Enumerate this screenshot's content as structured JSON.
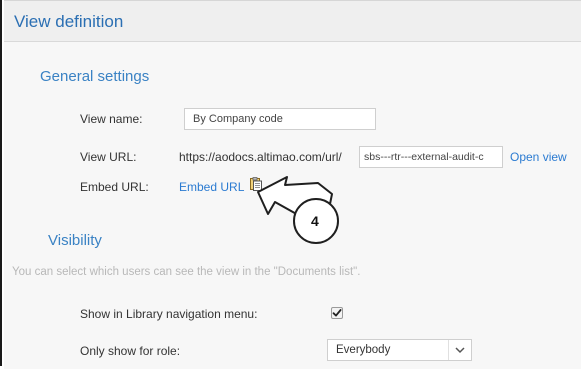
{
  "header": {
    "title": "View definition"
  },
  "general_settings": {
    "title": "General settings",
    "view_name_label": "View name:",
    "view_name_value": "By Company code",
    "view_url_label": "View URL:",
    "view_url_prefix": "https://aodocs.altimao.com/url/",
    "view_url_slug": "sbs---rtr---external-audit-c",
    "open_view_link": "Open view",
    "embed_url_label": "Embed URL:",
    "embed_url_link": "Embed URL",
    "copy_icon": "clipboard-icon"
  },
  "visibility": {
    "title": "Visibility",
    "hint": "You can select which users can see the view in the \"Documents list\".",
    "show_in_nav_label": "Show in Library navigation menu:",
    "show_in_nav_checked": true,
    "role_label": "Only show for role:",
    "role_selected": "Everybody"
  },
  "annotation": {
    "callout_number": "4"
  },
  "colors": {
    "accent": "#2b7bd1",
    "title": "#2b6fb3",
    "hint": "#b8b8b8"
  }
}
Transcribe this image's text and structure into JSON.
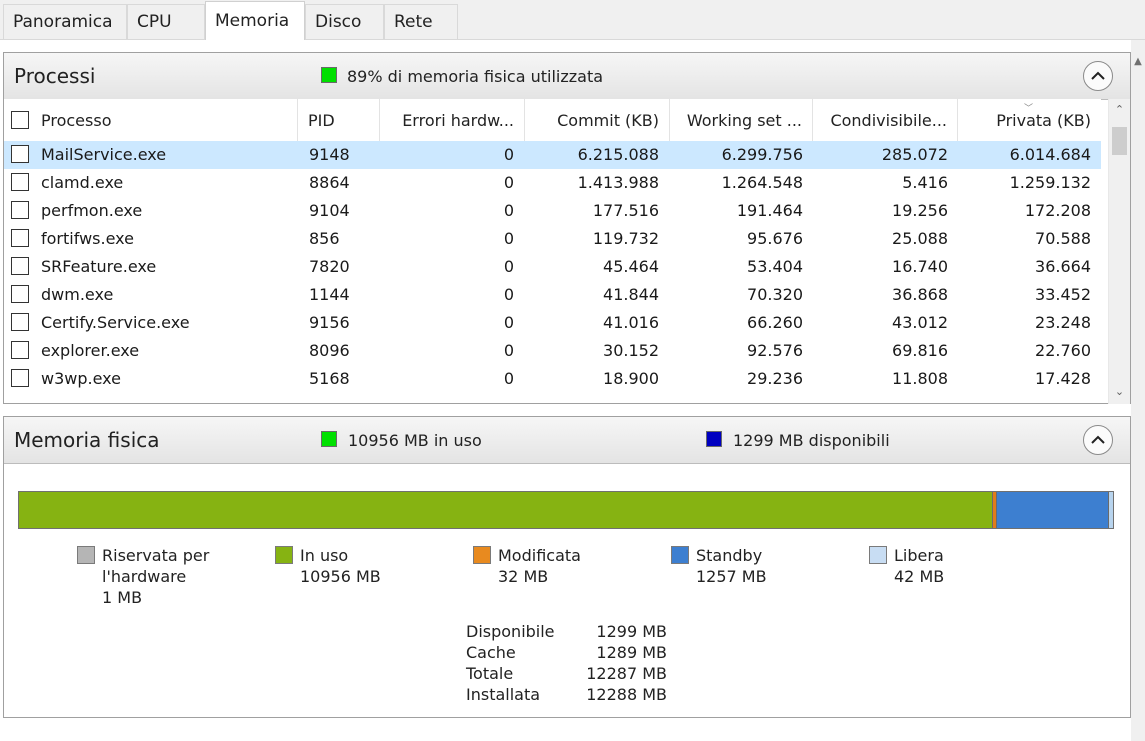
{
  "tabs": [
    "Panoramica",
    "CPU",
    "Memoria",
    "Disco",
    "Rete"
  ],
  "processes": {
    "title": "Processi",
    "status_text": "89% di memoria fisica utilizzata",
    "status_color": "#00e000",
    "columns": [
      "Processo",
      "PID",
      "Errori hardw...",
      "Commit (KB)",
      "Working set ...",
      "Condivisibile...",
      "Privata (KB)"
    ],
    "rows": [
      {
        "name": "MailService.exe",
        "pid": "9148",
        "faults": "0",
        "commit": "6.215.088",
        "ws": "6.299.756",
        "shared": "285.072",
        "private": "6.014.684"
      },
      {
        "name": "clamd.exe",
        "pid": "8864",
        "faults": "0",
        "commit": "1.413.988",
        "ws": "1.264.548",
        "shared": "5.416",
        "private": "1.259.132"
      },
      {
        "name": "perfmon.exe",
        "pid": "9104",
        "faults": "0",
        "commit": "177.516",
        "ws": "191.464",
        "shared": "19.256",
        "private": "172.208"
      },
      {
        "name": "fortifws.exe",
        "pid": "856",
        "faults": "0",
        "commit": "119.732",
        "ws": "95.676",
        "shared": "25.088",
        "private": "70.588"
      },
      {
        "name": "SRFeature.exe",
        "pid": "7820",
        "faults": "0",
        "commit": "45.464",
        "ws": "53.404",
        "shared": "16.740",
        "private": "36.664"
      },
      {
        "name": "dwm.exe",
        "pid": "1144",
        "faults": "0",
        "commit": "41.844",
        "ws": "70.320",
        "shared": "36.868",
        "private": "33.452"
      },
      {
        "name": "Certify.Service.exe",
        "pid": "9156",
        "faults": "0",
        "commit": "41.016",
        "ws": "66.260",
        "shared": "43.012",
        "private": "23.248"
      },
      {
        "name": "explorer.exe",
        "pid": "8096",
        "faults": "0",
        "commit": "30.152",
        "ws": "92.576",
        "shared": "69.816",
        "private": "22.760"
      },
      {
        "name": "w3wp.exe",
        "pid": "5168",
        "faults": "0",
        "commit": "18.900",
        "ws": "29.236",
        "shared": "11.808",
        "private": "17.428"
      }
    ]
  },
  "physical": {
    "title": "Memoria fisica",
    "in_use_text": "10956 MB in uso",
    "available_text": "1299 MB disponibili",
    "in_use_color": "#00e000",
    "available_color": "#0000c0",
    "bar": [
      {
        "name": "In uso",
        "mb": 10956,
        "color": "#86b312"
      },
      {
        "name": "Modificata",
        "mb": 32,
        "color": "#e07c1a"
      },
      {
        "name": "Standby",
        "mb": 1257,
        "color": "#3d7fd0"
      },
      {
        "name": "Libera",
        "mb": 42,
        "color": "#b8d4ee"
      }
    ],
    "legend": [
      {
        "line1": "Riservata per",
        "line2": "l'hardware",
        "line3": "1 MB",
        "color": "#b5b5b5"
      },
      {
        "line1": "In uso",
        "line2": "10956 MB",
        "line3": "",
        "color": "#86b312"
      },
      {
        "line1": "Modificata",
        "line2": "32 MB",
        "line3": "",
        "color": "#e88a1f"
      },
      {
        "line1": "Standby",
        "line2": "1257 MB",
        "line3": "",
        "color": "#3d7fd0"
      },
      {
        "line1": "Libera",
        "line2": "42 MB",
        "line3": "",
        "color": "#c8ddf3"
      }
    ],
    "stats": [
      {
        "label": "Disponibile",
        "value": "1299 MB"
      },
      {
        "label": "Cache",
        "value": "1289 MB"
      },
      {
        "label": "Totale",
        "value": "12287 MB"
      },
      {
        "label": "Installata",
        "value": "12288 MB"
      }
    ]
  }
}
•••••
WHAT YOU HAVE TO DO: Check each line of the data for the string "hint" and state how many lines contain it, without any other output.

RESPONSE TO THE TASK: 2